Sharing something from the Garden today, because I don't think we've ever announced on Botany Photo of the Day that you can now visit UBC Botanical Garden virtually via Google StreetView. You can see today's plant (in early summer) from the middle of this Google StreetView capture, and explore from there. Today's photograph is from mid-October.
The Botanical Garden received this accession as seed from Roy Lancaster in late 1980 / early 1981, with the wild-collected number L[ancaster]465. Lancaster collected this seed from the biodiverse-rich Mount Emei (Mt. Omei) in Sichuan, China. The summary of a Royal Horticultural Society's Sorbus Study Day (PDF) in 2008 makes particular mention of this seed lot collected by Lancaster as one of the recommended cultivated types.
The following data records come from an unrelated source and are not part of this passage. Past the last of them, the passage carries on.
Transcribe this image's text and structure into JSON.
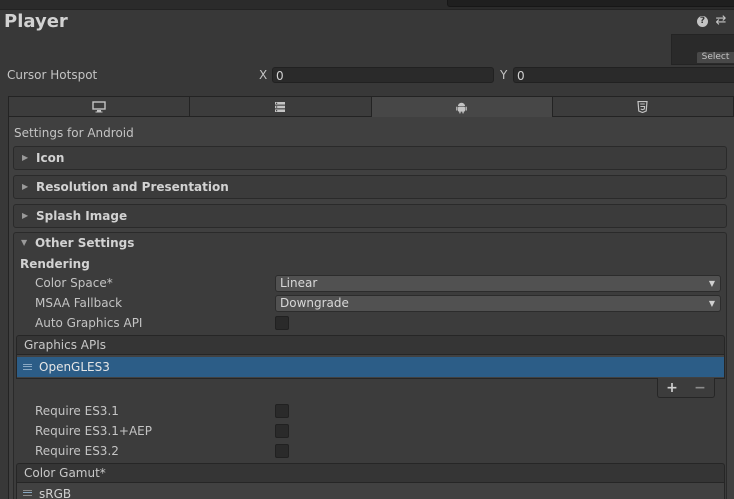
{
  "inspector": {
    "title": "Player",
    "icons": {
      "help": "help-icon",
      "presets": "preset-sliders-icon"
    },
    "select_label": "Select"
  },
  "cursor_hotspot": {
    "label": "Cursor Hotspot",
    "x_label": "X",
    "x_value": "0",
    "y_label": "Y",
    "y_value": "0"
  },
  "platform_tabs": [
    {
      "icon": "desktop-monitor-icon",
      "active": false
    },
    {
      "icon": "server-icon",
      "active": false
    },
    {
      "icon": "android-icon",
      "active": true
    },
    {
      "icon": "html5-icon",
      "active": false
    }
  ],
  "settings_for": "Settings for Android",
  "sections": {
    "icon": "Icon",
    "resolution": "Resolution and Presentation",
    "splash": "Splash Image",
    "other": "Other Settings"
  },
  "rendering": {
    "header": "Rendering",
    "color_space": {
      "label": "Color Space*",
      "value": "Linear"
    },
    "msaa_fallback": {
      "label": "MSAA Fallback",
      "value": "Downgrade"
    },
    "auto_graphics_api": {
      "label": "Auto Graphics API",
      "checked": false
    },
    "graphics_apis": {
      "header": "Graphics APIs",
      "items": [
        "OpenGLES3"
      ]
    },
    "require_es31": {
      "label": "Require ES3.1",
      "checked": false
    },
    "require_es31_aep": {
      "label": "Require ES3.1+AEP",
      "checked": false
    },
    "require_es32": {
      "label": "Require ES3.2",
      "checked": false
    },
    "color_gamut": {
      "header": "Color Gamut*",
      "items": [
        "sRGB"
      ]
    }
  },
  "colors": {
    "background": "#383838",
    "selection": "#2c5d87",
    "field": "#2a2a2a"
  }
}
Sorbus is often divided into several subgenera (or, according to some, several distinct genera), with the two main groups being the subgenus Sorbus (the rowans or mountain-ashes) and the subgenus Aria (the whitebeams). Sorbus pallescens is a whitebeam, distinguished as part of this group by its simple leaves and unfused carpels in its fruit (see a summary of distinctions on Wikipedia's page for Sorbus). UBC Botanical Garden has many Sorbus species in its collection, but I am partial to Sorbus pallescens due to the flushing of red on its fruit. You can see more of the Garden's collections in this forum thread from a few months ago: Sorbus fruits of UBC Botanical Garden.
Today's species doesn't seem to have a common name in English. GRIN reports a common name via Flora of China (linked above): hui ye hua qiu. This small tree (to 10m or so) is native to southwest China and Tibet.